One of the tables on page 16 sets out the rents for different types of rental housing from SRO’s to Single Family Rental houses. (It includes secondary suites, rented condos and single family houses). I was surprised by the high number of houses being rented out until I realized that the report uses Census Data. I suspect the single family catagory includes all those houses that have been illegally divided up into suites…(no doubt some of you live in these suites but never thought about the fact they are illegal.)
While I still need to spend more time going through the report , there is some information that surprises me. For one thing, it suggests the condition of the rental housing stock is much better than I expected. Using a sample of typical buildings, it examines the repair cost of bringing rental housing up to an acceptable standard. However, rather than set out the estimated up front repair costs, it annualizes them. This somewhat disguises just how much money needs to be spent, and what impact such expenditures might have on rents.

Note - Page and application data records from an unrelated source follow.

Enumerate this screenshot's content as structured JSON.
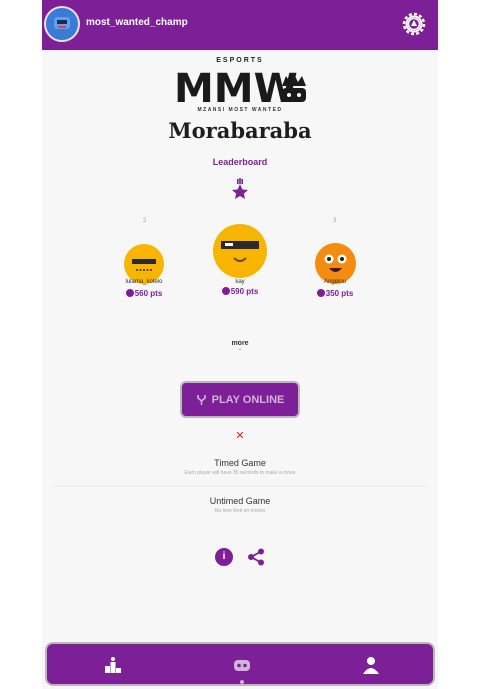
{
  "header": {
    "username": "most_wanted_champ",
    "avatar_icon": "robot-avatar",
    "settings_icon": "gear-icon"
  },
  "brand": {
    "esports": "ESPORTS",
    "logo_text": "MMW",
    "tagline": "MZANSI MOST WANTED",
    "game_title": "Morabaraba"
  },
  "leaderboard": {
    "label": "Leaderboard",
    "players": [
      {
        "rank": "2",
        "name": "lulama_kotelo",
        "points": "560 pts"
      },
      {
        "rank": "1",
        "name": "kay",
        "points": "590 pts"
      },
      {
        "rank": "3",
        "name": "Angelou",
        "points": "350 pts"
      }
    ],
    "more_label": "more"
  },
  "play": {
    "label": "PLAY ONLINE",
    "close": "✕"
  },
  "modes": [
    {
      "title": "Timed Game",
      "desc": "Each player will have 35 seconds to make a move"
    },
    {
      "title": "Untimed Game",
      "desc": "No time limit on moves"
    }
  ],
  "actions": {
    "info_label": "i"
  },
  "bottom_nav": {
    "items": [
      "leaderboard-icon",
      "gamepad-icon",
      "profile-icon"
    ],
    "active_index": 1
  },
  "colors": {
    "primary": "#7d1f97",
    "accent": "#cdb6d8",
    "danger": "#d02424",
    "gold": "#f7b500"
  }
}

I think this is a very important issue, not just for the privately owned rental stock, but also for the non-profit and coop housing. My belief is that thousands of rental units need tens of thousands of dollars of repairs or the units will eventually become uninhabitable…but the money is not being spent. The non-profits/coops like Entre Nous Femmes don’t have the money and private landlords either don’t have the money, or don’t want to spend it since it may require vacating units and charging higher rents (and we all know what sometimes happens to landlords who evict people to undertake repairs…and then seek higher rents…yes, photos of their properties end up on the front pages of local newspapers, along with housing activists and politicians.
(As an aside, it sometimes seems that the landlords who want to fix up buildings and increase rents are subjected to even more criticism than those who allow their buildings to rot or possibly burn down, but maintain lower rents.)
In my opinion, the report does not fully express the seriousness of this issue.
The report also highlights the financial gap between the ECONOMIC rent, and the MARKET rent of new construction. The economic rent is that which needs to be charged to cover the capital costs, operating costs, taxes, etc.
(As another aside, I would invite readers, especially those in the housing and development field, to look at table 29 on page 95 and tell me if you agree with me that some of the cost items seem very, very odd.)
However, notwithstanding these and other criticisms, I think this is an important piece of work, and one which helps explain the housing affordability challenges facing our city. As more and more people need rental housing, the cost of producing it is going through the roof, if you’ll pardon the pun. Sadly, there is inadequately zoned land to accommodate the required housing, and I suspect that we are going to have to be much more innovative in figuring out how to produce more new units, how to repair the existing stock, and how to address the related problems of homelessness, which of course come with a lot of related issues including dealing with mental illness, drug and alcohol addictions.
But that’s another story.